= Beginning of Section =

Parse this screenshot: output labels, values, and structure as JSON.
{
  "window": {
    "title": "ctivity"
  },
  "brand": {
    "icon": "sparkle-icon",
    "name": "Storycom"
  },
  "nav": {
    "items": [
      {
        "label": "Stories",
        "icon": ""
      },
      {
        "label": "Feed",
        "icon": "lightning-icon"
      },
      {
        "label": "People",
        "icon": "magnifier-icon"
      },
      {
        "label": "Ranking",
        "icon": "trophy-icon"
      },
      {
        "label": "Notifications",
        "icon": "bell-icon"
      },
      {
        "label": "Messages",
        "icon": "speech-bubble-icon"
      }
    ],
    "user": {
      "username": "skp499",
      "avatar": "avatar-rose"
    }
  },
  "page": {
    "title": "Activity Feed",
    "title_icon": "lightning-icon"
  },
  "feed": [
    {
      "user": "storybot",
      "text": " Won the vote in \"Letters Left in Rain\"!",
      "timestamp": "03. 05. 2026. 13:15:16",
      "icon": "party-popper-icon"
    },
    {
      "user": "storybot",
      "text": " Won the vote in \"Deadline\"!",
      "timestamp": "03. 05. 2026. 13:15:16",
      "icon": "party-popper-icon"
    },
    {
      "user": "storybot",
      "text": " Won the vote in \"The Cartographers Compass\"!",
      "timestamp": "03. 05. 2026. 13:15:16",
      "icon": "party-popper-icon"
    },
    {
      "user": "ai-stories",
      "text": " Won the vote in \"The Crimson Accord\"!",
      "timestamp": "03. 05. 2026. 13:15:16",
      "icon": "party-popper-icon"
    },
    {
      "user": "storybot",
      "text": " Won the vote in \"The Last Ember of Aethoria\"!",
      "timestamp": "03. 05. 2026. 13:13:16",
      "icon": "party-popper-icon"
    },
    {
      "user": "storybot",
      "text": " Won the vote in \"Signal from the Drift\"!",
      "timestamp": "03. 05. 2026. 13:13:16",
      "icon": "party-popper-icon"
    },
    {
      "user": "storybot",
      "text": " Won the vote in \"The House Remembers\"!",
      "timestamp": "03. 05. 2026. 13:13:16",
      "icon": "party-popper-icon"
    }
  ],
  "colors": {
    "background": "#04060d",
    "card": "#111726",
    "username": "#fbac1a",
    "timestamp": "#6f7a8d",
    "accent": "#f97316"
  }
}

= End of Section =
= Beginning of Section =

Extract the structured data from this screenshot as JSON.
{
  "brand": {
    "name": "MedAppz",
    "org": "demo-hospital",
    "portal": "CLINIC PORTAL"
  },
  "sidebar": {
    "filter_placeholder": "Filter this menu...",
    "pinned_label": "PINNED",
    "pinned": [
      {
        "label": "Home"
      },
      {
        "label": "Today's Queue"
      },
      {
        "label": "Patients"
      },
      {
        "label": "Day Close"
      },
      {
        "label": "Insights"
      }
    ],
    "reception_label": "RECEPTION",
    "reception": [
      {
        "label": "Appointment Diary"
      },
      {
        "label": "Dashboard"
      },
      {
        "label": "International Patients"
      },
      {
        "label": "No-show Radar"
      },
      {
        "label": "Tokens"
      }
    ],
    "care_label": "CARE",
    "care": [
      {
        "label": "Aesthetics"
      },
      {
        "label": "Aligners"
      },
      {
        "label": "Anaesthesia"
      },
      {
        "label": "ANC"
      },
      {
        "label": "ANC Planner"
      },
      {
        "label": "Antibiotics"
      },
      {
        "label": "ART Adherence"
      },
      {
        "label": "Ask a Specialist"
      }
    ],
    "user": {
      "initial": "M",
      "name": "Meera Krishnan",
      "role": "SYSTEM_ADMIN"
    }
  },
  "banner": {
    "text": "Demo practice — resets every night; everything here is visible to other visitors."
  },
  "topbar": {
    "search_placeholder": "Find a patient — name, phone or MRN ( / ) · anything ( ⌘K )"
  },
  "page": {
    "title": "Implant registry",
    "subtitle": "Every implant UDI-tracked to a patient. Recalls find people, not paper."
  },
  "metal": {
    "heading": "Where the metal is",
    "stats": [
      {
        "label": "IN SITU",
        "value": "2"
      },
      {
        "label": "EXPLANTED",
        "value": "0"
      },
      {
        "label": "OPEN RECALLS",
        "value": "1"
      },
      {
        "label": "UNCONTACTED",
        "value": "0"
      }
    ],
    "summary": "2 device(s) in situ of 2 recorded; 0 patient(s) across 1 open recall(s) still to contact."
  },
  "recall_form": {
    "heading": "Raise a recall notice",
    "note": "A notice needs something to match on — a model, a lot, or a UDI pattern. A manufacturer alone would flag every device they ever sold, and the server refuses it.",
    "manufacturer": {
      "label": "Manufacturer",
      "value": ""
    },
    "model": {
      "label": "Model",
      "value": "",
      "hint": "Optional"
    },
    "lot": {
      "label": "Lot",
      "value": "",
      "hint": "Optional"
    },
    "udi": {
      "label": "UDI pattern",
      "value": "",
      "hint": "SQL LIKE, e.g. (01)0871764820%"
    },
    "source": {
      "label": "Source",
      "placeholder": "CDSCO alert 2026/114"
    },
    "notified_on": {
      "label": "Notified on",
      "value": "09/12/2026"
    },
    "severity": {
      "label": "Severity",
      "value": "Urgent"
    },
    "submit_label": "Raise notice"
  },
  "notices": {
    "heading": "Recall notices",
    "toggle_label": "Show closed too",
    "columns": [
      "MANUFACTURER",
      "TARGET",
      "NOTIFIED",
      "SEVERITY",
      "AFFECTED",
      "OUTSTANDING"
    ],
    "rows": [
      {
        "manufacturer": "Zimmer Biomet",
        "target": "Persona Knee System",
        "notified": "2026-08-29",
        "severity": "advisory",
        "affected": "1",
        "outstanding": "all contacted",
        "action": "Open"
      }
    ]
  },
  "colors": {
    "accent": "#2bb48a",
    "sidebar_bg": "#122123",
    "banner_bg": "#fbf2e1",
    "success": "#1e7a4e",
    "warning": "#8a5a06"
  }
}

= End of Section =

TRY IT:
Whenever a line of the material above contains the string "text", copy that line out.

EXERCISE ANSWER:
      "text": " Won the vote in \"Letters Left in Rain\"!",
      "text": " Won the vote in \"Deadline\"!",
      "text": " Won the vote in \"The Cartographers Compass\"!",
      "text": " Won the vote in \"The Crimson Accord\"!",
      "text": " Won the vote in \"The Last Ember of Aethoria\"!",
      "text": " Won the vote in \"Signal from the Drift\"!",
      "text": " Won the vote in \"The House Remembers\"!",
    "text": "Demo practice — resets every night; everything here is visible to other visitors."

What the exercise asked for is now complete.